45 Pages Posted: 21 Nov 2007
Under a new coverage policy recently announced by the Centers for Medicare and Medicaid Services (CMS) called Coverage with Study Participation (CSP), CMS has conditioned coverage of certain new items or services upon beneficiary enrollment in a prospective clinical trial. According to CMS, the new policy is directed at interventions for which the available scientific evidence is insufficient to merit a national coverage decision, even though the new intervention is FDA approved, and the existing evidence is promising.

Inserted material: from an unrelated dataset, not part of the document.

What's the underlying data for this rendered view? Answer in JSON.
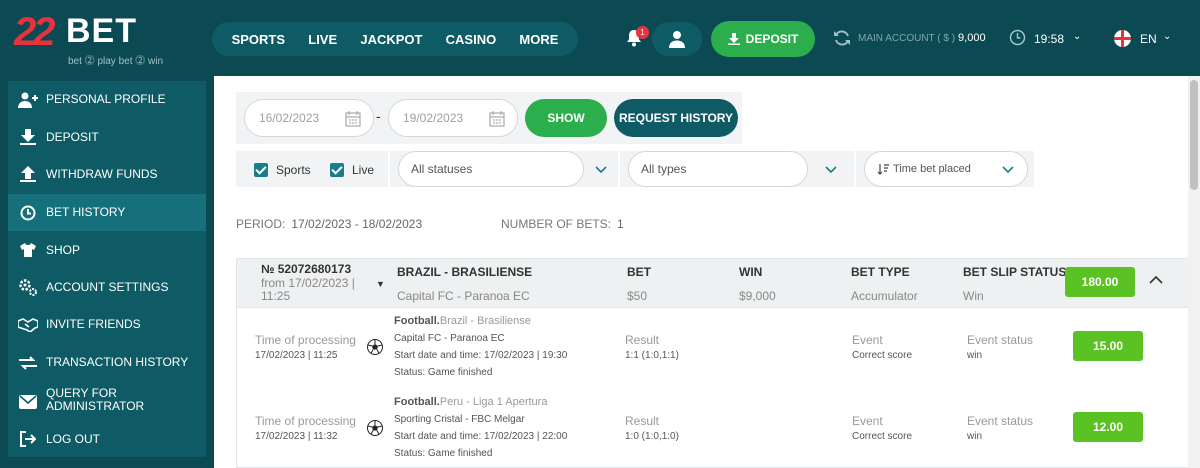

The CSP policy substantially alters the manner in which CMS has historically made its national coverage decisions, and raises significant legal and ethical questions.While CMS has the legal authority to determine whether an intervention is "reasonable and necessary" for coverage purposes, it may have neither the statutory nor the administrative authority to restrict coverage to beneficiaries who agree to participate in post-marketing clinical trials, and doing so may violate federal regulations designed for the protection of human subjects participating in medical research.
Although CMS insists that the goal of CSP is to enhance access to new medical technology that improves health outcomes for Medicare beneficiaries, CSP appears, in the larger context, to be a thinly-veiled effort to control the high cost of new technology by limiting present coverage, and delaying, perhaps for years, full and equal access to the technology. This Article posits that if CMS deems an item or service to be sufficiently reasonable and necessary for the Medicare population to be approved for CSP, then it ought to be covered for all Medicare patients who need the intervention, without coerced participation in clinical trials. Ultimately, Congress, and not CMS, must make the hard decisions to control costs and ration care.
Keywords: Medicaid, Medicare, Clinical Trials
Suggested Citation: Suggested Citation
Carnahan, Sandra J., Medicare's Coverage With Study Participation Policy: Clinical Trials or Tribulations?. Yale Journal of Health Policy, Law, and Ethics, Vol. 7, 2007. Available at SSRN: https://ssrn.com/abstract=1031408